> Dataset excerpts
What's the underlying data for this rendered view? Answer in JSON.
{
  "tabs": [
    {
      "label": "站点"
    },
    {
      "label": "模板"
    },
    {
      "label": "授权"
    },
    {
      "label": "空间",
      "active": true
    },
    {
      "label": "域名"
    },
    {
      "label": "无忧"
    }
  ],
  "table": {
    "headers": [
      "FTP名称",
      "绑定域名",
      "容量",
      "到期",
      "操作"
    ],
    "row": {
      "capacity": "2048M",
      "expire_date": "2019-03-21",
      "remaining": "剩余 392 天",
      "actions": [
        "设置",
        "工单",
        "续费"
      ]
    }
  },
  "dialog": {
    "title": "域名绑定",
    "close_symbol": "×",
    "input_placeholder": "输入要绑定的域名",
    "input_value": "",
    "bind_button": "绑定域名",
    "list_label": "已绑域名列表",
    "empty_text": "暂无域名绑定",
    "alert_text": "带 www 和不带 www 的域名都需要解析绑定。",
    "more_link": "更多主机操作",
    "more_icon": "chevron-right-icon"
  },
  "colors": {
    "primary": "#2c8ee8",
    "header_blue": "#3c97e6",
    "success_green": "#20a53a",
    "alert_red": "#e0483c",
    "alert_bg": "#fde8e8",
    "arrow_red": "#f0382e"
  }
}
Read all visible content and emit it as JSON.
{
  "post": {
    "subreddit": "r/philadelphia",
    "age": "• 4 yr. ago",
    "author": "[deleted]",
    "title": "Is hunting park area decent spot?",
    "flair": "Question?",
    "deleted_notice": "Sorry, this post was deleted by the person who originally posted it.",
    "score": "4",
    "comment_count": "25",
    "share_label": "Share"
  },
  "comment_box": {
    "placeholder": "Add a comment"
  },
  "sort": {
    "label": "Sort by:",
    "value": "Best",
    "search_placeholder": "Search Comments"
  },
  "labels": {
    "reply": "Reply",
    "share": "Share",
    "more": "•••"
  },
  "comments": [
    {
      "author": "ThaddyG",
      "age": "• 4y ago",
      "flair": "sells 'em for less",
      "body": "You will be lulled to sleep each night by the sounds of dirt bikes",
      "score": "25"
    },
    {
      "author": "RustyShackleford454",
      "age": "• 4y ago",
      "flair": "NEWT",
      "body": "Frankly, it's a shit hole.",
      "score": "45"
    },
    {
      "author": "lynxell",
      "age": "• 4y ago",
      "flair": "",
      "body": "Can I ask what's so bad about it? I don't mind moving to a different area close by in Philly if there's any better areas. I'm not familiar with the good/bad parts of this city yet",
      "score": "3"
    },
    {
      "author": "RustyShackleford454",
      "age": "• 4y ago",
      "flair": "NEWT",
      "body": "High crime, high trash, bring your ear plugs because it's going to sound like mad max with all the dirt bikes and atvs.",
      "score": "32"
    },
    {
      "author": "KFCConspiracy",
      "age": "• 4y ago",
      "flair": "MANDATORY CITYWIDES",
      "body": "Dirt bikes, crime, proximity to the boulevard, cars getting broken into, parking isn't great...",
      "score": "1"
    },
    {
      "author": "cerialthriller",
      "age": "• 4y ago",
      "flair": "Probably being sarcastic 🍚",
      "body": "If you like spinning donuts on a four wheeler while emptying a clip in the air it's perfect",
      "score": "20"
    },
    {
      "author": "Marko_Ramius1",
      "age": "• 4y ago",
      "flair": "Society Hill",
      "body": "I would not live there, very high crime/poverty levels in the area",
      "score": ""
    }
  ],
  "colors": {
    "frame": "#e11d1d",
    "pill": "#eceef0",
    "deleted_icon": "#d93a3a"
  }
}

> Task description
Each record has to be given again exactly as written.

> Solution
What's the underlying data for this rendered view? Answer in JSON.
{
  "tabs": [
    {
      "label": "站点"
    },
    {
      "label": "模板"
    },
    {
      "label": "授权"
    },
    {
      "label": "空间",
      "active": true
    },
    {
      "label": "域名"
    },
    {
      "label": "无忧"
    }
  ],
  "table": {
    "headers": [
      "FTP名称",
      "绑定域名",
      "容量",
      "到期",
      "操作"
    ],
    "row": {
      "capacity": "2048M",
      "expire_date": "2019-03-21",
      "remaining": "剩余 392 天",
      "actions": [
        "设置",
        "工单",
        "续费"
      ]
    }
  },
  "dialog": {
    "title": "域名绑定",
    "close_symbol": "×",
    "input_placeholder": "输入要绑定的域名",
    "input_value": "",
    "bind_button": "绑定域名",
    "list_label": "已绑域名列表",
    "empty_text": "暂无域名绑定",
    "alert_text": "带 www 和不带 www 的域名都需要解析绑定。",
    "more_link": "更多主机操作",
    "more_icon": "chevron-right-icon"
  },
  "colors": {
    "primary": "#2c8ee8",
    "header_blue": "#3c97e6",
    "success_green": "#20a53a",
    "alert_red": "#e0483c",
    "alert_bg": "#fde8e8",
    "arrow_red": "#f0382e"
  }
}
Read all visible content and emit it as JSON.
{
  "post": {
    "subreddit": "r/philadelphia",
    "age": "• 4 yr. ago",
    "author": "[deleted]",
    "title": "Is hunting park area decent spot?",
    "flair": "Question?",
    "deleted_notice": "Sorry, this post was deleted by the person who originally posted it.",
    "score": "4",
    "comment_count": "25",
    "share_label": "Share"
  },
  "comment_box": {
    "placeholder": "Add a comment"
  },
  "sort": {
    "label": "Sort by:",
    "value": "Best",
    "search_placeholder": "Search Comments"
  },
  "labels": {
    "reply": "Reply",
    "share": "Share",
    "more": "•••"
  },
  "comments": [
    {
      "author": "ThaddyG",
      "age": "• 4y ago",
      "flair": "sells 'em for less",
      "body": "You will be lulled to sleep each night by the sounds of dirt bikes",
      "score": "25"
    },
    {
      "author": "RustyShackleford454",
      "age": "• 4y ago",
      "flair": "NEWT",
      "body": "Frankly, it's a shit hole.",
      "score": "45"
    },
    {
      "author": "lynxell",
      "age": "• 4y ago",
      "flair": "",
      "body": "Can I ask what's so bad about it? I don't mind moving to a different area close by in Philly if there's any better areas. I'm not familiar with the good/bad parts of this city yet",
      "score": "3"
    },
    {
      "author": "RustyShackleford454",
      "age": "• 4y ago",
      "flair": "NEWT",
      "body": "High crime, high trash, bring your ear plugs because it's going to sound like mad max with all the dirt bikes and atvs.",
      "score": "32"
    },
    {
      "author": "KFCConspiracy",
      "age": "• 4y ago",
      "flair": "MANDATORY CITYWIDES",
      "body": "Dirt bikes, crime, proximity to the boulevard, cars getting broken into, parking isn't great...",
      "score": "1"
    },
    {
      "author": "cerialthriller",
      "age": "• 4y ago",
      "flair": "Probably being sarcastic 🍚",
      "body": "If you like spinning donuts on a four wheeler while emptying a clip in the air it's perfect",
      "score": "20"
    },
    {
      "author": "Marko_Ramius1",
      "age": "• 4y ago",
      "flair": "Society Hill",
      "body": "I would not live there, very high crime/poverty levels in the area",
      "score": ""
    }
  ],
  "colors": {
    "frame": "#e11d1d",
    "pill": "#eceef0",
    "deleted_icon": "#d93a3a"
  }
}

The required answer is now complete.